20/20 Leaders of America Criminal Justice Forum
What: Panel discussions to discuss Black Lives Matter movement and recent violence against police
When: 2-5 p.m. Tuesday
Where: African American Museum of Philadelphia
How to watch: Live stream available on Fusion Network’s Facebook page at www.facebook.com/FusionNetwork and Youtube channel at www.youtube.com/user/thisisfusion. For more information, visit www.2020CJF.eventbrite.com.
As a black Republican, Gainesville attorney and former Hall County commissioner, Ashley Bell is in a unique position to address criminal justice reform — which has become something of a national dialogue after recent police shootings of African-Americans, as well as violent assaults on law enforcement in Texas and Louisiana.
Now, Bell has taken his 20/20 Leaders of America group, of which he is a co-chair, to Philadelphia and the site of the Democratic National Convention to host a forum Tuesday on the subject.
20/20 is dedicated to bringing people together to “elevate issues disproportionately affecting communities of color above partisan politics.”
The group held a similar event in Cleveland during the Republican National Convention last week.
Bell told The Times on Monday that he feels 20/20 is building upon its successes, pulling together fresh voices and “making every event bigger and better.” The group has received support from the likes of tech giants Facebook and Google.
Bell said persuading more Americans to support many of the goals of Black Lives Matter means being honest about the movement’s mistakes.
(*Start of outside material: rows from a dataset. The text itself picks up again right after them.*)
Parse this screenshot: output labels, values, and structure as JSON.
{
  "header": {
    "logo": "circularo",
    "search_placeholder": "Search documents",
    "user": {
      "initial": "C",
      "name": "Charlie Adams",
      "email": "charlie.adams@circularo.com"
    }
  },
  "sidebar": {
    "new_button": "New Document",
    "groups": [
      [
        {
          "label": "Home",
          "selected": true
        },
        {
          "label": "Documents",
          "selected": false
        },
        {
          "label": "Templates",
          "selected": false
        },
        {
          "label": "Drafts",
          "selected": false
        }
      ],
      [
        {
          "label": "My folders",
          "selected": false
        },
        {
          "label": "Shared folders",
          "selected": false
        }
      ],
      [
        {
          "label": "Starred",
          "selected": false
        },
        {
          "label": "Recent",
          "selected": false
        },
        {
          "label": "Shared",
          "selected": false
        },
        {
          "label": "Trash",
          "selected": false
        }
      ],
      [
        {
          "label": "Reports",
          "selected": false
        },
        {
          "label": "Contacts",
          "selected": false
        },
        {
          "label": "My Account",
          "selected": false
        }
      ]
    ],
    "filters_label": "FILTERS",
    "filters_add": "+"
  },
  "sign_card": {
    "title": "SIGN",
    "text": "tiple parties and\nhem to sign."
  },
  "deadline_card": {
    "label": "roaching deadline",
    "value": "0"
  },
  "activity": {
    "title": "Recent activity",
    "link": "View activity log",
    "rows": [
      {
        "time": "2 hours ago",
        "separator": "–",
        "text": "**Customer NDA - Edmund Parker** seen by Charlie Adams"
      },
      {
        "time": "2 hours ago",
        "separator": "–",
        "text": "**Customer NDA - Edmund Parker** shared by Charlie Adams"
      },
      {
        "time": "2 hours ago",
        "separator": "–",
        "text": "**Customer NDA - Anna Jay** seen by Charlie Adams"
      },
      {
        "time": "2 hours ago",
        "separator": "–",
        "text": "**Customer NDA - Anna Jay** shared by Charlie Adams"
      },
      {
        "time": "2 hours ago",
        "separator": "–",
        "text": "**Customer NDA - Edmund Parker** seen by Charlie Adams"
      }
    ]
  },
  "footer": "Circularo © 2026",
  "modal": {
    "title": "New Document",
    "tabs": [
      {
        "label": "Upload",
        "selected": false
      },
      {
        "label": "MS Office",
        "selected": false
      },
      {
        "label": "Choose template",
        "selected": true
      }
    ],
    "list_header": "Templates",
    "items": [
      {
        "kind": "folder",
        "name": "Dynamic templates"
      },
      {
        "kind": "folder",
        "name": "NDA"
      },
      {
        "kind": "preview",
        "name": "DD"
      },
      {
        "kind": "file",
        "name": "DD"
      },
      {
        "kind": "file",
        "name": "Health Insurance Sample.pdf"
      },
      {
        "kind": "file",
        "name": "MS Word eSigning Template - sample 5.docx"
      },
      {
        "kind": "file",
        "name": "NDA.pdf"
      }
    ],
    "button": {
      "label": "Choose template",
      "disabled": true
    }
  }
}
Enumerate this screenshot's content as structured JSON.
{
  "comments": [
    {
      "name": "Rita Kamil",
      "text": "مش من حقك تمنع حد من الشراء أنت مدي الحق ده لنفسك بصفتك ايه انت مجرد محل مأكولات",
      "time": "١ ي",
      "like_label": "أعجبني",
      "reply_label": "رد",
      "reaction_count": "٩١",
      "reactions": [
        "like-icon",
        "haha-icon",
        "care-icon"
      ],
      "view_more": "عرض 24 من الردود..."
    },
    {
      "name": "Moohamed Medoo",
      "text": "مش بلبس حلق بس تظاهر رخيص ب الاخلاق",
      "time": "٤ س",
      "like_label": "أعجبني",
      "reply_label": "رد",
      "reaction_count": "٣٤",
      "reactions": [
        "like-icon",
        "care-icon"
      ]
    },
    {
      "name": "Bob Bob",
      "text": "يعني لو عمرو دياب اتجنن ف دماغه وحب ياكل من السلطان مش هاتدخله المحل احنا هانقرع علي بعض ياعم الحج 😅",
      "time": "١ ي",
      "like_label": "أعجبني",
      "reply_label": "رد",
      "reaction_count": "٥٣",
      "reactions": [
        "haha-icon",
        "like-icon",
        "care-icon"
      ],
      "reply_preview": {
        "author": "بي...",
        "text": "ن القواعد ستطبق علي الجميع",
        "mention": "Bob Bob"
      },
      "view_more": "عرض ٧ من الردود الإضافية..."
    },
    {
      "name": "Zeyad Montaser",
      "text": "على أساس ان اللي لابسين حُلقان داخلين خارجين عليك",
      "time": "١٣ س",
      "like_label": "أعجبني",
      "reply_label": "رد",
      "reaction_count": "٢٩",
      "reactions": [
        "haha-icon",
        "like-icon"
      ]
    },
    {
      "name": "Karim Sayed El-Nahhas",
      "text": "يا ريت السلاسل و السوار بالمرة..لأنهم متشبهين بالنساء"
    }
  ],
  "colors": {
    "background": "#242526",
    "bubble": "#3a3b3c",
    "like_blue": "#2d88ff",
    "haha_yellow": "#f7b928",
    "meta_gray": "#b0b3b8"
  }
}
For example, he added, the story of Michael Brown’s death at the hands of a white police officer in Ferguson, Mo., in 2014, sparked the “hands up, don’t shoot” mantra the movement adopted in its early days. But a Justice Department investigation found no reliable evidence that those words were ever spoken during the deadly altercation.
Bell said he believes today’s forum can help address the protest movement’s core ideals, which was started and based in social media, in a more substantive way to appeal to larger, more diverse audiences.
“That message can only go so far,” Bell said. “I don’t think we can fix this with a hashtag.”
That’s why former professional basketball star Michael Jordan announced Monday that he was giving millions of dollars to established organizations — the NAACP and a national police organization — to tackle the issue of violence, Bell said.
“(Jordan’s) tone is exactly what we’re going for,” he added.
And it’s critical if real reform will be made to upend the so-called “school to prison pipeline” that has devastated some minority communities, Bell said.
Panel discussions during the forum will include the role of media, particularly minorities, in the protest movement; black elected officials discussing police reform in local communities; and a direct conversation between police officers and lead Black Lives Matter activists.
“Hopefully, between protesters and police, we can find common ground,” Bell said.